▸ TASK TO COMPLETE
What is the number of lines in the data holding the word "this"? Give that number by itself.

(Interface dataset entries)

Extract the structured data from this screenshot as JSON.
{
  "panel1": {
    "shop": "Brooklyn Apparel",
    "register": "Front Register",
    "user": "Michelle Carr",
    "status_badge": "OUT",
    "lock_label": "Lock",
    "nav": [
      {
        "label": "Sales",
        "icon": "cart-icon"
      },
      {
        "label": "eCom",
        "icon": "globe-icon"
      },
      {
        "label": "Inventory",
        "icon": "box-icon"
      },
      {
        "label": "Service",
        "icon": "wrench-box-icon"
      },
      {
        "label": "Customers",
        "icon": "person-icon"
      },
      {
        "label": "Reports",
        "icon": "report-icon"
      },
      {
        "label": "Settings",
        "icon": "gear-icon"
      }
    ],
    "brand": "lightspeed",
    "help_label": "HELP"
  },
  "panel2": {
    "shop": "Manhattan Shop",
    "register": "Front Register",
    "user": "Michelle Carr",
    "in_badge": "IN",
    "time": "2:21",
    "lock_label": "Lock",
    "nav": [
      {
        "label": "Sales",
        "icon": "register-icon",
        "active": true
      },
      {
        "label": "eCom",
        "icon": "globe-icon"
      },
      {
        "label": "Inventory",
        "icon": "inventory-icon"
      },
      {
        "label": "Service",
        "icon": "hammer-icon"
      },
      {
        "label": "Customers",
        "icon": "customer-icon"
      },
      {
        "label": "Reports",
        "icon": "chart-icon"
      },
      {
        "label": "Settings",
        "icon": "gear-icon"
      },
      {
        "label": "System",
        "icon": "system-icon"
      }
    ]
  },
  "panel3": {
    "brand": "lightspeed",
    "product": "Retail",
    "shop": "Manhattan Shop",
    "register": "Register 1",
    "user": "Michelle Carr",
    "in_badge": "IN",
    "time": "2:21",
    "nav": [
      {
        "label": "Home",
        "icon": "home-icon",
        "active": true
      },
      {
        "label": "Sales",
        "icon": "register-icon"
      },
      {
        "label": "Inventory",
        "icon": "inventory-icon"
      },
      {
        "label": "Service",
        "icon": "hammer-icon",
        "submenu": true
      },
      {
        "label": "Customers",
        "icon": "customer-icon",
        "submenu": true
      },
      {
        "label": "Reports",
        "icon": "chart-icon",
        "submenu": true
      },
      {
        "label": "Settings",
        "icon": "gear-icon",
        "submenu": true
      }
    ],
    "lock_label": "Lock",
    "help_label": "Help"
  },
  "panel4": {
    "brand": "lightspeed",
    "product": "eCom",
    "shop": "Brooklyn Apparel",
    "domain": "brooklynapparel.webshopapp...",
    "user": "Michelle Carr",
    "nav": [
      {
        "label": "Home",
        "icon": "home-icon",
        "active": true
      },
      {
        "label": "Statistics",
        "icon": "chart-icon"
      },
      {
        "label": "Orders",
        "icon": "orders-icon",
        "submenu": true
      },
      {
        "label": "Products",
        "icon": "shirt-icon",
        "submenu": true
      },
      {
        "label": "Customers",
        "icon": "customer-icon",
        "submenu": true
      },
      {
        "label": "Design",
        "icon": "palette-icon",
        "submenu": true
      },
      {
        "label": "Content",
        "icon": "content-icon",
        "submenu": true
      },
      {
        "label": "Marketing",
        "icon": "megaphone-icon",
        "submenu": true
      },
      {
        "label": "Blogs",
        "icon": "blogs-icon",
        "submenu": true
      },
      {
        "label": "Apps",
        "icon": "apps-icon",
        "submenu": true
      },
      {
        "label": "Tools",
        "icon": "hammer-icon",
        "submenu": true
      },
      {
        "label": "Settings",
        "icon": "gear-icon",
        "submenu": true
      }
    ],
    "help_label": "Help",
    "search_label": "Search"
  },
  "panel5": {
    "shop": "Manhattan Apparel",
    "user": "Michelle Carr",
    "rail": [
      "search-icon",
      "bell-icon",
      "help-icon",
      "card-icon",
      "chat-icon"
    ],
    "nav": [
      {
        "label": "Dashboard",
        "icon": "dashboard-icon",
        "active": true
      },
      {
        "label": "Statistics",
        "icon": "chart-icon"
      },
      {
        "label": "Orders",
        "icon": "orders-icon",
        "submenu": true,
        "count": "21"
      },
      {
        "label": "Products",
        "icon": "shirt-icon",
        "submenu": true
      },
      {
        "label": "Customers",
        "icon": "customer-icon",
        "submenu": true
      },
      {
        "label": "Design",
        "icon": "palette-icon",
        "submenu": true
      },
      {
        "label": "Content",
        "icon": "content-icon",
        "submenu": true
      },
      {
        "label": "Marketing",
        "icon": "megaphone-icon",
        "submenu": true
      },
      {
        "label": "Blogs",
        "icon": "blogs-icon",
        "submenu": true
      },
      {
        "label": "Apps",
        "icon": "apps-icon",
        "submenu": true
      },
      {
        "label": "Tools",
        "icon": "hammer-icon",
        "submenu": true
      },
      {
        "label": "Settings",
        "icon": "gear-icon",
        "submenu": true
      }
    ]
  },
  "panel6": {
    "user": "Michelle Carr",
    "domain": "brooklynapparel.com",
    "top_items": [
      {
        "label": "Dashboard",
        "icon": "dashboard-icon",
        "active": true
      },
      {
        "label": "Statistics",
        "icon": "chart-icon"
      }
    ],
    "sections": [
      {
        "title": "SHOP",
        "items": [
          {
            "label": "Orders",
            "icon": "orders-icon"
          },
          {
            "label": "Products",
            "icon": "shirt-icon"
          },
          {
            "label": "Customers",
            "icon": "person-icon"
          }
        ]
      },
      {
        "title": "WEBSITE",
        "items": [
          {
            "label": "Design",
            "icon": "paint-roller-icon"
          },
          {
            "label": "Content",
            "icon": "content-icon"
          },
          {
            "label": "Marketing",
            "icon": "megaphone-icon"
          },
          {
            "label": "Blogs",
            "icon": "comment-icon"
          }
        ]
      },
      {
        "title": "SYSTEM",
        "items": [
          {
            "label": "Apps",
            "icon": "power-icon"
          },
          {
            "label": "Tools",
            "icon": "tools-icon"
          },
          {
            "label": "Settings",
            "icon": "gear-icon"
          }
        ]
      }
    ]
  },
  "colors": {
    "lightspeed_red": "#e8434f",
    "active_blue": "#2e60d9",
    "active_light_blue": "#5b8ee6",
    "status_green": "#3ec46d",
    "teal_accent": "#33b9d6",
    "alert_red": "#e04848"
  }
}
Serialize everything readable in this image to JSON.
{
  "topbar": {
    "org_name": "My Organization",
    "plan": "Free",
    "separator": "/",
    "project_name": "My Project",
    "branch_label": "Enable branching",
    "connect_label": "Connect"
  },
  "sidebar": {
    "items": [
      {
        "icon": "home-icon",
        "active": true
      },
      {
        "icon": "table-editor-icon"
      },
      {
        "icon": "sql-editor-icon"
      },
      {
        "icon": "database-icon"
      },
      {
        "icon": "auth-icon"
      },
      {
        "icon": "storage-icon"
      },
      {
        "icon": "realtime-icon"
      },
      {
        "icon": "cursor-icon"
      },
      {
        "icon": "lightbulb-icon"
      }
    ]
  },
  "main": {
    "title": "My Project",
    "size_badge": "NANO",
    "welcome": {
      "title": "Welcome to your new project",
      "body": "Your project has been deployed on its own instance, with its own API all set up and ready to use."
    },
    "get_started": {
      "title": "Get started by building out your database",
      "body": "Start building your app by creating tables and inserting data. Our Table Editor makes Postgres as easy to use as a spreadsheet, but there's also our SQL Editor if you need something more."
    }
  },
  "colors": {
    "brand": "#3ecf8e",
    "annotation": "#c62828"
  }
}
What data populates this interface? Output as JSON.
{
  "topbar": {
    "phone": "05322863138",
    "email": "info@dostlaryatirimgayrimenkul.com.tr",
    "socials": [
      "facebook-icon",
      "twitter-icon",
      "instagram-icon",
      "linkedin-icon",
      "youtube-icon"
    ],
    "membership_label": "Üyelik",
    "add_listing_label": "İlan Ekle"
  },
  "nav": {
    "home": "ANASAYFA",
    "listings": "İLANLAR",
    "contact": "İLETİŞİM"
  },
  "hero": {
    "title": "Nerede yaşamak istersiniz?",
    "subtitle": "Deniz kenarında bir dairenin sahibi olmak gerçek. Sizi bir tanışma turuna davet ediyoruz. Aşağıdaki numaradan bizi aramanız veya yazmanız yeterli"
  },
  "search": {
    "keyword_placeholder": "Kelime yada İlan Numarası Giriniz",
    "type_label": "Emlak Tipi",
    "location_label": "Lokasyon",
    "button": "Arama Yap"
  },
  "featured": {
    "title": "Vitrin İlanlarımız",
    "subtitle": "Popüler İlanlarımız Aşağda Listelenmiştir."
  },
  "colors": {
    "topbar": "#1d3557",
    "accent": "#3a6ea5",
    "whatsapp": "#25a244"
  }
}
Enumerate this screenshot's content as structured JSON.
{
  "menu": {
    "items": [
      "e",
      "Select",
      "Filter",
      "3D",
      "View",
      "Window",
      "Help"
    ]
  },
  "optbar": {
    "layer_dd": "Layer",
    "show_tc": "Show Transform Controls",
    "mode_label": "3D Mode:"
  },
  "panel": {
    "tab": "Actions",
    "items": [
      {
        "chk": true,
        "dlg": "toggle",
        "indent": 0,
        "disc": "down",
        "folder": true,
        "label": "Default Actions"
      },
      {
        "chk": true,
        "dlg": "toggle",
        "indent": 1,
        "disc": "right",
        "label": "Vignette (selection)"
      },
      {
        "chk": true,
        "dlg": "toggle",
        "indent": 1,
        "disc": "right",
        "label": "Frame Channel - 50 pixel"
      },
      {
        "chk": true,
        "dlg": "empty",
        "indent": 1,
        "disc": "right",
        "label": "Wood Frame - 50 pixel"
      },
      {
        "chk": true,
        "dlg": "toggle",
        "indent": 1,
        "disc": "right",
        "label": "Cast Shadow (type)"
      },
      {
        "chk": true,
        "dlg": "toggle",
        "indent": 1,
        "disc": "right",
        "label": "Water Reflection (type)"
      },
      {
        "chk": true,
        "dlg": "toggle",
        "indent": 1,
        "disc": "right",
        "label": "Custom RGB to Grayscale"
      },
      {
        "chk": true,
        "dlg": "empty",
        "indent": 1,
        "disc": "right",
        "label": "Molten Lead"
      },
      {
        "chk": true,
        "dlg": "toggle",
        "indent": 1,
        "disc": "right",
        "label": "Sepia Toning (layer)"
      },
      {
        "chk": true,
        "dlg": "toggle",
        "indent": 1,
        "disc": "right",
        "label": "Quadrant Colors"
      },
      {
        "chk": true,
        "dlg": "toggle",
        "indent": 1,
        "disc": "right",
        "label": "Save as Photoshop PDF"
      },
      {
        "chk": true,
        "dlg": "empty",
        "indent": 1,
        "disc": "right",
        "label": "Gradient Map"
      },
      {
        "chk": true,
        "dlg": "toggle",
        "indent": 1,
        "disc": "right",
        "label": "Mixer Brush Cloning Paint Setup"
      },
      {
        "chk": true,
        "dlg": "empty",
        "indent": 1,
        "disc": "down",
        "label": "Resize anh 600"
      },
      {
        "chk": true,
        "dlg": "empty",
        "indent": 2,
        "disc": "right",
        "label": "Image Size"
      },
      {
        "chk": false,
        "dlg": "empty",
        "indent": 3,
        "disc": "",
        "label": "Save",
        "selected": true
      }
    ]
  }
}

▸ THE ANSWER
4